The Park includes a series of pan depressions, some of which are continuously pumped from boreholes in the dry season. As a result, large concentrations of game seasonally migrate between Botswana and Zimbabwe, especially from September through to the first rains of November or December.
Species to be seen include: lion, leopard, giraffe, zebra, gemsbok, roan, sable, tsessebe, eland and reedbuck, whilst elephant and buffalo are present in large numbers when water is scarce. White rhino are also often seen.
A special species endemic to the Kazuma Depression is the oribi, a small antelope, not often seen in other parts of the country. Visitors may also occasionally see cheetah or wild dog while lions are fairly common.

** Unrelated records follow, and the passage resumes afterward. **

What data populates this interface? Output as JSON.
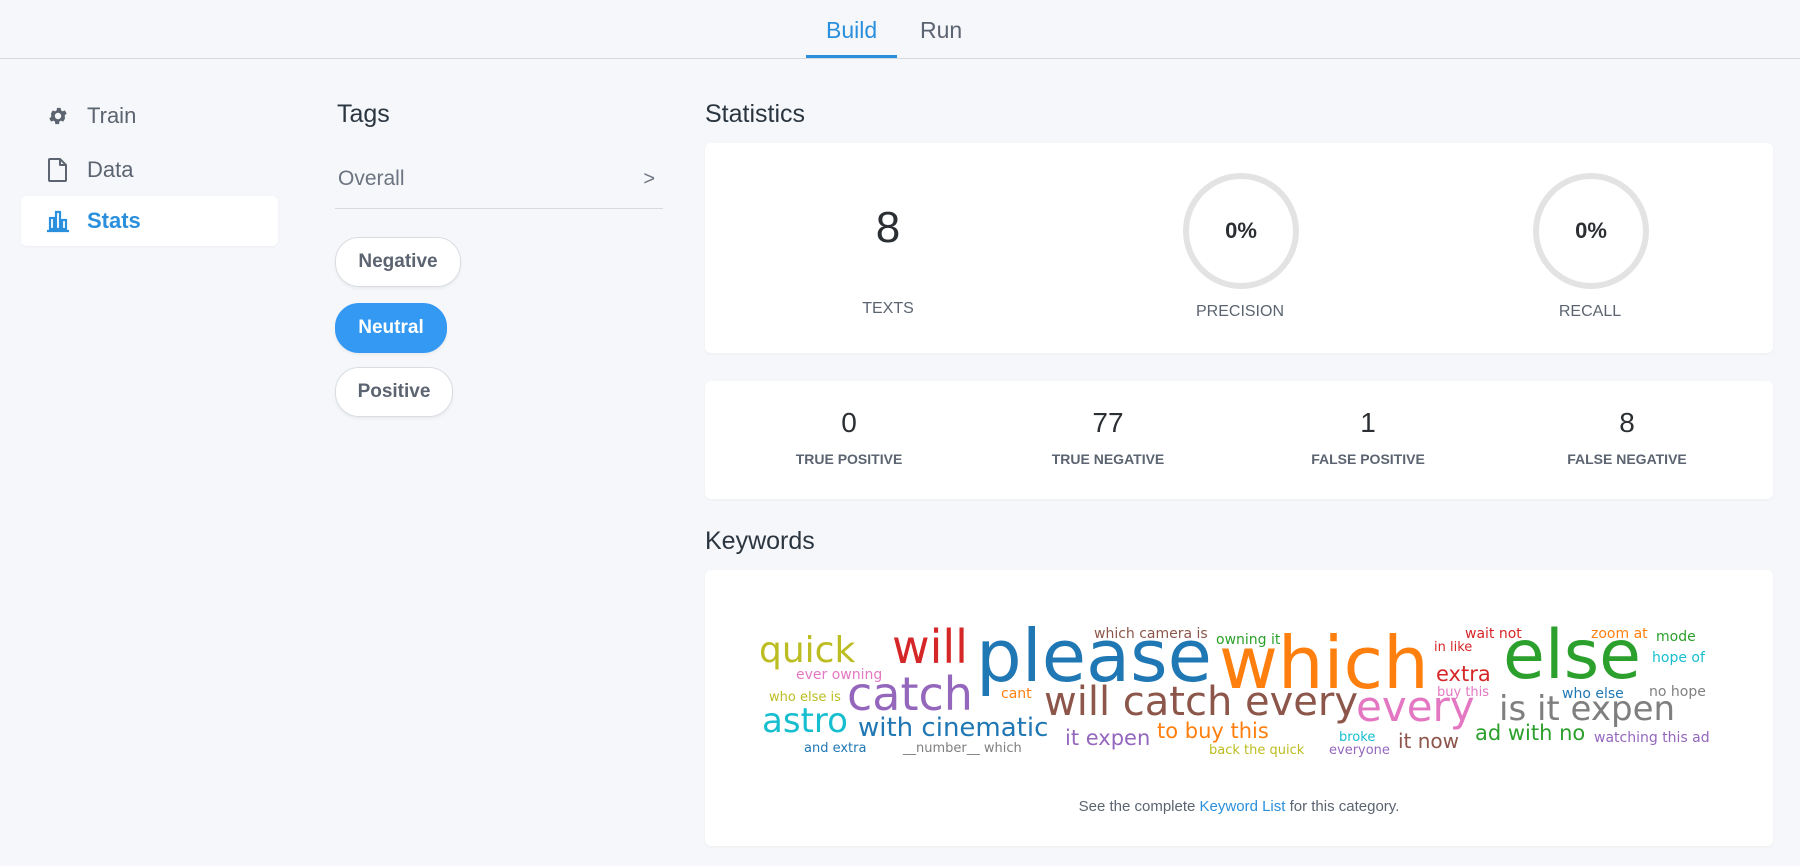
{
  "nav": {
    "tabs": [
      "Build",
      "Run"
    ]
  },
  "sidebar": {
    "items": [
      {
        "label": "Train",
        "icon": "gear-icon"
      },
      {
        "label": "Data",
        "icon": "document-icon"
      },
      {
        "label": "Stats",
        "icon": "bar-chart-icon"
      }
    ]
  },
  "tags": {
    "title": "Tags",
    "overall": "Overall",
    "chevron": ">",
    "pills": [
      "Negative",
      "Neutral",
      "Positive"
    ]
  },
  "statistics": {
    "title": "Statistics",
    "texts_value": "8",
    "texts_label": "TEXTS",
    "precision_value": "0%",
    "precision_label": "PRECISION",
    "recall_value": "0%",
    "recall_label": "RECALL"
  },
  "confusion": {
    "true_positive": "0",
    "true_positive_label": "TRUE POSITIVE",
    "true_negative": "77",
    "true_negative_label": "TRUE NEGATIVE",
    "false_positive": "1",
    "false_positive_label": "FALSE POSITIVE",
    "false_negative": "8",
    "false_negative_label": "FALSE NEGATIVE"
  },
  "keywords": {
    "title": "Keywords",
    "words": [
      "quick",
      "ever owning",
      "who else is",
      "astro",
      "and extra",
      "will",
      "catch",
      "cant",
      "with cinematic",
      "__number__ which",
      "please",
      "which camera is",
      "will catch every",
      "it expen",
      "to buy this",
      "back the quick",
      "owning it",
      "which",
      "broke",
      "everyone",
      "every",
      "in like",
      "wait not",
      "extra",
      "buy this",
      "it now",
      "is it expen",
      "who else",
      "else",
      "zoom at",
      "mode",
      "hope of",
      "no hope",
      "ad with no",
      "watching this ad"
    ],
    "footnote_pre": "See the complete ",
    "footnote_link": "Keyword List",
    "footnote_post": " for this category."
  },
  "colors": {
    "accent": "#2a8fdc",
    "pill_active": "#3399f3"
  }
}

The pan systems are also ideal habitat to a large variety of water birds, with a number of species including storks, crowned cranes, stilts, cormorants, ducks and kingfishers occurring throughout the area.
Kazuma Pan National Park is closed to the public in January and February each year due to the wet conditions over this period that make the roads impassable.
There are two camp sites available in the park. Only two groups of visitors are allowed to camp in the Park at any one time. The camp sites each have bush toilets, braai points and water supplies. Each camp site can comfortably take 10 persons.
These sites are located in different habitats: Insiza, which overlooks the Kazuma Depression and Kasetsheti, near some natural springs.
Visitors should note that Kazuma is an extremely remote area, and adequate provisions for fuel, food supplies and other basics should be provided for.
Attractions & Activities
Why visit Kazuma?
An ornithologist’s paradise
Remote wilderness with some of Zimbabwe’s most challenging game drive trails
How to get to Kazuma National Parks
Take the Robins Camp/ Pandamatenga turn-off from the main Bulawayo-Victoria Falls Road . proceed for some 25 kilometres along this gravel road to the Parks & Wildlife offices in Matetsi where visitors are required to check-in before proceeding. The journey is continued along the Pandamatenga road for a further 39 kilometres to the border post. These roads are gravel and can be rough. As access to Kazuma is along the Zimbabwe/ Botswana border road, visitors are again asked to check-in with the Zimbabwe Republic Police at Pandamatenga. Kazuma Pan National Park is some 25 kilometres further along, north-west of Pandamatenga. Access may only be made by four wheel drive vehicles as the roads are rough and sandy in some areas. Access via Kazungula is strictly prohibited.